PROBLEM TO SOLVE
From the data below, copy each line that includes the word "subject".

Stored items from a collection:
----

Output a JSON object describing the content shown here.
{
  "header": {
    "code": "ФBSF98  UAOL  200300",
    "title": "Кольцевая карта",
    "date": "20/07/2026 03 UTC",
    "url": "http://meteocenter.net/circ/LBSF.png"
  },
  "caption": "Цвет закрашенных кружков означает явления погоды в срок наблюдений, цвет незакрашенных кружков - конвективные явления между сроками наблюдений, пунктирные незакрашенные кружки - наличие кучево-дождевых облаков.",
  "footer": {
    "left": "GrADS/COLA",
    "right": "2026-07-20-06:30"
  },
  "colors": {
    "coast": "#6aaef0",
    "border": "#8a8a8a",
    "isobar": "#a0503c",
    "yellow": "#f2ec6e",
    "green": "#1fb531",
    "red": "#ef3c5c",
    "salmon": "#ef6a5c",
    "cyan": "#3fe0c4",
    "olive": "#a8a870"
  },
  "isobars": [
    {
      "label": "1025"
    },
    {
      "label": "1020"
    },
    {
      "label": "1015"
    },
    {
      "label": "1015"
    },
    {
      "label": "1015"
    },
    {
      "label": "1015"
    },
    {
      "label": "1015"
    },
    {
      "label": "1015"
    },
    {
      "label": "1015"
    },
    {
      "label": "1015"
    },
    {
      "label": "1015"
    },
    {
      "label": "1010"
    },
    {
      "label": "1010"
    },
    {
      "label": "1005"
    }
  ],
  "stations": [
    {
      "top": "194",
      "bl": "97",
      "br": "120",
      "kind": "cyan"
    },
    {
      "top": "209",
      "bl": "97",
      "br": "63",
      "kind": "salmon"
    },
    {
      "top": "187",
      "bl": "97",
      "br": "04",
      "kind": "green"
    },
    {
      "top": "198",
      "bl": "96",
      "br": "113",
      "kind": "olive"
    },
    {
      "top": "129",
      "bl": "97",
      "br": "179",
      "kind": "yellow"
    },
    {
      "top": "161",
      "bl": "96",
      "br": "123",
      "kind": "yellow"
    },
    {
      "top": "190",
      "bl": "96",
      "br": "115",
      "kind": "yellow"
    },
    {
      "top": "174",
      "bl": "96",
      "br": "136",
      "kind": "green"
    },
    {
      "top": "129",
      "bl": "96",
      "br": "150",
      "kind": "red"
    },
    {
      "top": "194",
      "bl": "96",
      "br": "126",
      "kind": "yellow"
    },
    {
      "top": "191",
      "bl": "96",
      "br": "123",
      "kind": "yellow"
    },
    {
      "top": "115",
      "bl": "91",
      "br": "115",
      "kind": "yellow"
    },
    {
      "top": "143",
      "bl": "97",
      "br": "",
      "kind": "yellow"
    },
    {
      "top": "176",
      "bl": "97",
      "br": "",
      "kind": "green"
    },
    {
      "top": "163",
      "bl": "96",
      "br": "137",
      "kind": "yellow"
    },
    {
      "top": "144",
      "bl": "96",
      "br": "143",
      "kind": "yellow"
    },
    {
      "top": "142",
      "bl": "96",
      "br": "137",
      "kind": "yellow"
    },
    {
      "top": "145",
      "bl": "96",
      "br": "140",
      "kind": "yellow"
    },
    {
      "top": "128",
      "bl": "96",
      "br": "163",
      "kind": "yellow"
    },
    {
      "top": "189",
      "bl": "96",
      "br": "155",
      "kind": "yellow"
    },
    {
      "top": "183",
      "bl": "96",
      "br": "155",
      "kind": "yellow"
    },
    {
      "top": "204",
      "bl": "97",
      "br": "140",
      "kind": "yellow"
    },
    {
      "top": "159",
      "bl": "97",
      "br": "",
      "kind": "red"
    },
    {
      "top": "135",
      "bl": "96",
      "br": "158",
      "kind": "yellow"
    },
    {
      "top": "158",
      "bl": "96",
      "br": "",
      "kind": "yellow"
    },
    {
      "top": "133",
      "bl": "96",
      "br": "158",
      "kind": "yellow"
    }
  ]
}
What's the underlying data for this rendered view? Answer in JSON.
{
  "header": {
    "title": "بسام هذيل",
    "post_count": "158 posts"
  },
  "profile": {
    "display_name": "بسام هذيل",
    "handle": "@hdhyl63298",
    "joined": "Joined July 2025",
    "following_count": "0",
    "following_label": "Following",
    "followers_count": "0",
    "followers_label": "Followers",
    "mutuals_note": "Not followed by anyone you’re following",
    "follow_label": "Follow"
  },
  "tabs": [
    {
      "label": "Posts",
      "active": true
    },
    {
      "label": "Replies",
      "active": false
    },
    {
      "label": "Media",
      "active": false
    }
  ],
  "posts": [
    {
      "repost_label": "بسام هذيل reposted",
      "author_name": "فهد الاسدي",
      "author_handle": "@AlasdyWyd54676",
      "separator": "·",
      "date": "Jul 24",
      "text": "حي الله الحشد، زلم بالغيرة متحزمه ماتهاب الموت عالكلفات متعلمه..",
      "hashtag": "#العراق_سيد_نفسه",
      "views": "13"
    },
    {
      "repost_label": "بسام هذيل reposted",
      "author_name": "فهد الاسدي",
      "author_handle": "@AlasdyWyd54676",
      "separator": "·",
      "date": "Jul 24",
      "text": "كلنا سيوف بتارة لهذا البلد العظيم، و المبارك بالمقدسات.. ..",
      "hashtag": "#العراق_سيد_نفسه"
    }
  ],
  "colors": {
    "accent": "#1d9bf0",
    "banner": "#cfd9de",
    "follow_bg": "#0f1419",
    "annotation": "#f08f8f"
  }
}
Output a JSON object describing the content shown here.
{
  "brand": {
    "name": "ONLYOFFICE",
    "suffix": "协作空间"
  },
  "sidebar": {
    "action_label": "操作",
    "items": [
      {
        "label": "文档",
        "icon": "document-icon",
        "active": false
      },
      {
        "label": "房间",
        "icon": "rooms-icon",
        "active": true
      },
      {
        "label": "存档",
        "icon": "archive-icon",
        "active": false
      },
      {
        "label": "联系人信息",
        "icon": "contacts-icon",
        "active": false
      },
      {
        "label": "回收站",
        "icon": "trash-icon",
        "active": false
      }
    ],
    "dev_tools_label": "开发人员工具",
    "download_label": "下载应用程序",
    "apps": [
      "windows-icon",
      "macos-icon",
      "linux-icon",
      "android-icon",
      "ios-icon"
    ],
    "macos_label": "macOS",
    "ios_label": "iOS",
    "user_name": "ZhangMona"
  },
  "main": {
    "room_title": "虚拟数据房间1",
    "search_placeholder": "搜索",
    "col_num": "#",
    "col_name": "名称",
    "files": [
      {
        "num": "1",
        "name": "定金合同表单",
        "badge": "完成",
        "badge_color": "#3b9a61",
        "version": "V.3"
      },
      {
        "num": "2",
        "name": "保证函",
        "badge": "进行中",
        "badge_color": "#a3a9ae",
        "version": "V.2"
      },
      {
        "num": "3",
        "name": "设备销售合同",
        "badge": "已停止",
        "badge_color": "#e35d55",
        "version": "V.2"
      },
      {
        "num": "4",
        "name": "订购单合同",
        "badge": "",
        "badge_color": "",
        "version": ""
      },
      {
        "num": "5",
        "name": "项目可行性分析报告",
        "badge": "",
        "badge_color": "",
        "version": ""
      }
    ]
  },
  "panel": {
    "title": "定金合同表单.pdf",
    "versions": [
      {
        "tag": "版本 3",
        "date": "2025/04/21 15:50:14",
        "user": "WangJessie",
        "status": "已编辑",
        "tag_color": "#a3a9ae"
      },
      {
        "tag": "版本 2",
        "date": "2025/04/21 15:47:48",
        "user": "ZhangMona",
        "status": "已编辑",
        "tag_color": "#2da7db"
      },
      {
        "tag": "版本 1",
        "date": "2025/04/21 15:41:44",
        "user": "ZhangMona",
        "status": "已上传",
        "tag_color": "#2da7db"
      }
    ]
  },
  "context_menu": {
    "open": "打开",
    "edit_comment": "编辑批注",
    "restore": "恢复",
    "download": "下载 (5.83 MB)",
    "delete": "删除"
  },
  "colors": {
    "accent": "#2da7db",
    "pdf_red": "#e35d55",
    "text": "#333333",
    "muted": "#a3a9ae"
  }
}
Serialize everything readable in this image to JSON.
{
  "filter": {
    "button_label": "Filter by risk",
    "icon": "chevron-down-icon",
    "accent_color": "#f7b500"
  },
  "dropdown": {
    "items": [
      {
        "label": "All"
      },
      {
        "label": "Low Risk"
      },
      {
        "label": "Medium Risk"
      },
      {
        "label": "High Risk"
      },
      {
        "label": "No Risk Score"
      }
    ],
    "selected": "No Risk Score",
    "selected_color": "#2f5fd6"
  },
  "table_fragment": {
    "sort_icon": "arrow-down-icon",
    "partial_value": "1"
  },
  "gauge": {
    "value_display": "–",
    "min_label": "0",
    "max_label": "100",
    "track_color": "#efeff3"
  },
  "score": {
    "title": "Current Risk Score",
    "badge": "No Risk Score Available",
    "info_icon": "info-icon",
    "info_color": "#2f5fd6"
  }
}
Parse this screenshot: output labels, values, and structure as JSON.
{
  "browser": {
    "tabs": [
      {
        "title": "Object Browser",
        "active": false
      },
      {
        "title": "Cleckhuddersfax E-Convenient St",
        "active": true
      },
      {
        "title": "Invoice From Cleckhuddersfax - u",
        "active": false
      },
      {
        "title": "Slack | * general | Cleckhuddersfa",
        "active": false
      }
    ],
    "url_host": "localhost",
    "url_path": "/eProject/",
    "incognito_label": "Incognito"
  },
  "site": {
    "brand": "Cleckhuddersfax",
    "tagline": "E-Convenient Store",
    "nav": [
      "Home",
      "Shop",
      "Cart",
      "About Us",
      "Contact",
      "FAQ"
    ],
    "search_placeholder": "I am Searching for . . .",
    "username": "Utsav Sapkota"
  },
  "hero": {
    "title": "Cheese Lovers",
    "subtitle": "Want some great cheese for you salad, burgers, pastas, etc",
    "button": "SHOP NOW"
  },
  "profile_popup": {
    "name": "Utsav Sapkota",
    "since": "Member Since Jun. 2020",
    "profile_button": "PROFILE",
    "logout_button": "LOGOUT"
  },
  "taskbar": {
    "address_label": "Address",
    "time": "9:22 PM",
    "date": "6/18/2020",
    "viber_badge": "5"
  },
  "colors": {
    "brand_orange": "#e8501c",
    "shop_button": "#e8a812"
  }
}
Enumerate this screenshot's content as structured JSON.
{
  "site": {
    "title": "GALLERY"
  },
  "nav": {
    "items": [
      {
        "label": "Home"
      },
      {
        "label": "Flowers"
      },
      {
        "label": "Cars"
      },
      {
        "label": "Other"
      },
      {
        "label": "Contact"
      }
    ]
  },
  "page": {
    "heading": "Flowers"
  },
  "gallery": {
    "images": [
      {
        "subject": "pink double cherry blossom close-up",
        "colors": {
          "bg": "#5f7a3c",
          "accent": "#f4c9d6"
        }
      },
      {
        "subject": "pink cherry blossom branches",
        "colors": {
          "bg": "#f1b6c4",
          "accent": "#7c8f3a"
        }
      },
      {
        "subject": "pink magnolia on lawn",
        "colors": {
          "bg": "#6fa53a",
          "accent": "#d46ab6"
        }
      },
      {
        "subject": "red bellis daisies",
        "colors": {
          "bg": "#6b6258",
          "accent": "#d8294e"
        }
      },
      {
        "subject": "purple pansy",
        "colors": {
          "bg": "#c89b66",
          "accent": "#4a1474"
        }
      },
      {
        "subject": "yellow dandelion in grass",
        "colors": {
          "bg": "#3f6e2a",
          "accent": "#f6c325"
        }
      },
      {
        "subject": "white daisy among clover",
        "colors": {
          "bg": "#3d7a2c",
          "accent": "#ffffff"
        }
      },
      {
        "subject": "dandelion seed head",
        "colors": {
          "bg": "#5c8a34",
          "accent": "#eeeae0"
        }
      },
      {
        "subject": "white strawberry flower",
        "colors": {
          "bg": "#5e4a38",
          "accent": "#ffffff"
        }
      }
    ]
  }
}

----

RESULT OF THIS TASK
        "subject": "pink double cherry blossom close-up",
        "subject": "pink cherry blossom branches",
        "subject": "pink magnolia on lawn",
        "subject": "red bellis daisies",
        "subject": "purple pansy",
        "subject": "yellow dandelion in grass",
        "subject": "white daisy among clover",
        "subject": "dandelion seed head",
        "subject": "white strawberry flower",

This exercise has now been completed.